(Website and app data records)
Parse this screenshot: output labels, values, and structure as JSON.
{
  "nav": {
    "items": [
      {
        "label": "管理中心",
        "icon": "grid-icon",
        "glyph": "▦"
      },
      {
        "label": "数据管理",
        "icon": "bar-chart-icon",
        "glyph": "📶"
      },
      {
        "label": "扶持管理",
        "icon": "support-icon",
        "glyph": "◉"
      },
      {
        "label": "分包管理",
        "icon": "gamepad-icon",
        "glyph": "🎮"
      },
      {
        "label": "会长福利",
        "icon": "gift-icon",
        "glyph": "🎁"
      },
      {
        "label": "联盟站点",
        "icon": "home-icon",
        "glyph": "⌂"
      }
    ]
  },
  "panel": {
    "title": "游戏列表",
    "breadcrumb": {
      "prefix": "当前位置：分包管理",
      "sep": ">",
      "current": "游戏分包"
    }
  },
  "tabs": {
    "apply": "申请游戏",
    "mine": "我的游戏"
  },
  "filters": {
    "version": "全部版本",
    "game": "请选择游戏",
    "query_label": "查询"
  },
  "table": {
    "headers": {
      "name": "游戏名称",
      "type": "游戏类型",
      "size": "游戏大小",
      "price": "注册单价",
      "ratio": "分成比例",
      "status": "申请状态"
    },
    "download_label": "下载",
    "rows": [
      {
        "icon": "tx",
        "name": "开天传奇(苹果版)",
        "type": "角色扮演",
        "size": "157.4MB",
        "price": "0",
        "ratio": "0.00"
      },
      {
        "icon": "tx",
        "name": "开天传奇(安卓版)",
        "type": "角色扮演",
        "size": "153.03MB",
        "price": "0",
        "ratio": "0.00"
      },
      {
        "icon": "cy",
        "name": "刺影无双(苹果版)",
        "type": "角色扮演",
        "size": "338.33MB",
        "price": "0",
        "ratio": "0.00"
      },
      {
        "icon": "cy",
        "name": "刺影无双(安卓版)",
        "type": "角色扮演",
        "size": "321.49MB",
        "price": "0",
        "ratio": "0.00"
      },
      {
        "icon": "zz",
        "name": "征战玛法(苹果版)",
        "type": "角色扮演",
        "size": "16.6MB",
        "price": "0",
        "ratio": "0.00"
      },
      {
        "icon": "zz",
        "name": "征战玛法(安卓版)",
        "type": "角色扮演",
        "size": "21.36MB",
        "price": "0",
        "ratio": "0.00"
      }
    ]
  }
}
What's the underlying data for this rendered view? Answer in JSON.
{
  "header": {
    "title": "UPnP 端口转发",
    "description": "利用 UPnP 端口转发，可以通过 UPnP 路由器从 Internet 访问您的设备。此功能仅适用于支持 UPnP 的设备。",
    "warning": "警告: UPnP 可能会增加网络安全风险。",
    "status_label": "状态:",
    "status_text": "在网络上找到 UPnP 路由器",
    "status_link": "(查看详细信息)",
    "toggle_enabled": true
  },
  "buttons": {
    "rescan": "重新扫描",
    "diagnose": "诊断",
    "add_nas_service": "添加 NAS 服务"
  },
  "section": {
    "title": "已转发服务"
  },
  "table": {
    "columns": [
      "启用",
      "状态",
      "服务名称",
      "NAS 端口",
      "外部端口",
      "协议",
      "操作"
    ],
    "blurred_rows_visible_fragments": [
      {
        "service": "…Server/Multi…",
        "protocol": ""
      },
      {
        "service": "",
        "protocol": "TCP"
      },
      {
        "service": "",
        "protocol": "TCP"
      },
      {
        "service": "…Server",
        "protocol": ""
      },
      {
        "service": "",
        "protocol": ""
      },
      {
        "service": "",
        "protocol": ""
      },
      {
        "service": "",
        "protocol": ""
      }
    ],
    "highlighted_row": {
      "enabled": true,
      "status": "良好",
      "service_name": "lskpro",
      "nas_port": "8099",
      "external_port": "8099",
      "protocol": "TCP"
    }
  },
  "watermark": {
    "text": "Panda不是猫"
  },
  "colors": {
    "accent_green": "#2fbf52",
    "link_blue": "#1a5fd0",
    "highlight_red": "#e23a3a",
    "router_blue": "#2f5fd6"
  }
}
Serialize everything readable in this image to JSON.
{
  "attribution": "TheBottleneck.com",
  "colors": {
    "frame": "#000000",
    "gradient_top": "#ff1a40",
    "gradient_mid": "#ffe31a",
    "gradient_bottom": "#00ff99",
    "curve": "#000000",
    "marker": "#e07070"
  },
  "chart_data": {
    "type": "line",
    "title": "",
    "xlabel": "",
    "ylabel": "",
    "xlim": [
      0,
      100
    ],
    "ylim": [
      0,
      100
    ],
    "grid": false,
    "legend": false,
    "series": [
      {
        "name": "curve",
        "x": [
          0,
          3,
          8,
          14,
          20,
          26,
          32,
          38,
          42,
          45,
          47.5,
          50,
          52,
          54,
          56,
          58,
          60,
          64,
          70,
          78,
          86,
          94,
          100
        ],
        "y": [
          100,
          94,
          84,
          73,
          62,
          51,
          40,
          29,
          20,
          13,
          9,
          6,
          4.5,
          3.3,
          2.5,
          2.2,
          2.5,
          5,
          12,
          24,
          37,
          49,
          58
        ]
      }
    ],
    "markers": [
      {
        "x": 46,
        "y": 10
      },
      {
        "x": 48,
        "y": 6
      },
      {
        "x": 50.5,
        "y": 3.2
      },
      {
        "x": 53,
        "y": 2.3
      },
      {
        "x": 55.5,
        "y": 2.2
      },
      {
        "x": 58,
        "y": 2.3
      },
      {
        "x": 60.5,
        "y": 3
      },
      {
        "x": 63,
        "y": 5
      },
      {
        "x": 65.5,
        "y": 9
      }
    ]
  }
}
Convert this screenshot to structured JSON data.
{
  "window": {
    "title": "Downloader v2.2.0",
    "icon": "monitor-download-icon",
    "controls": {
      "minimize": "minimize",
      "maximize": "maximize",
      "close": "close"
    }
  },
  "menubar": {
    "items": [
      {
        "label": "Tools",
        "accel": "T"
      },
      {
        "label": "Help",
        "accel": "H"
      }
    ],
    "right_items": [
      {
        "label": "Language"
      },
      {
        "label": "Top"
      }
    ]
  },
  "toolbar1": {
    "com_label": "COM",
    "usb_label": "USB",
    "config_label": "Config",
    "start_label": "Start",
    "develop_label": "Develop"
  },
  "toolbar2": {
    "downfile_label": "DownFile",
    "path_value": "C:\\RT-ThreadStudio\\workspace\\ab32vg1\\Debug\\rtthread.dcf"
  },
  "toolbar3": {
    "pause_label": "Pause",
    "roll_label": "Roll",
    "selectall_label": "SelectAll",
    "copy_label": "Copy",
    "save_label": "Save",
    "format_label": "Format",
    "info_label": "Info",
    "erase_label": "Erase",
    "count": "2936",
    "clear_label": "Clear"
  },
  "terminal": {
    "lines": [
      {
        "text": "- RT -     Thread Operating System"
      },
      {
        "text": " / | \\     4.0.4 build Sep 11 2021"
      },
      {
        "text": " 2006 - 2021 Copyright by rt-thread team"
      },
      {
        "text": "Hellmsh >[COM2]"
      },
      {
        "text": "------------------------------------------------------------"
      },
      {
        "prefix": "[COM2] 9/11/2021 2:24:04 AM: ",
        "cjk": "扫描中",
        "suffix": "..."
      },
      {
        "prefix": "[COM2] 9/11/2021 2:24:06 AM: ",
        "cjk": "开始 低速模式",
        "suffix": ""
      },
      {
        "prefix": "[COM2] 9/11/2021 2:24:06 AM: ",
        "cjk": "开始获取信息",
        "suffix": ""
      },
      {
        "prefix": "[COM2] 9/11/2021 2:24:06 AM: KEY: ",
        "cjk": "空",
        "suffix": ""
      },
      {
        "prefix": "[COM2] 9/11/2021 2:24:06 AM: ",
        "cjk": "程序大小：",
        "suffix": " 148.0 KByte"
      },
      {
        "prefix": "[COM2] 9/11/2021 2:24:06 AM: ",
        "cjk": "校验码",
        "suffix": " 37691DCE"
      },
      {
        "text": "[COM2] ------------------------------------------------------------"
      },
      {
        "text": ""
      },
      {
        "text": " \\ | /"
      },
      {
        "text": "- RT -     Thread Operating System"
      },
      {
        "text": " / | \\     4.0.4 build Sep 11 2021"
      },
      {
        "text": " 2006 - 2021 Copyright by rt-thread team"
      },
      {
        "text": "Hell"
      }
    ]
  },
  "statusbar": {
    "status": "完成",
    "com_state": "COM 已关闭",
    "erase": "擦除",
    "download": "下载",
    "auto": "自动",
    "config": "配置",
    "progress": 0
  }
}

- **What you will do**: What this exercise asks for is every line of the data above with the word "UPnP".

- **Written response**:
    "title": "UPnP 端口转发",
    "description": "利用 UPnP 端口转发，可以通过 UPnP 路由器从 Internet 访问您的设备。此功能仅适用于支持 UPnP 的设备。",
    "warning": "警告: UPnP 可能会增加网络安全风险。",
    "status_text": "在网络上找到 UPnP 路由器",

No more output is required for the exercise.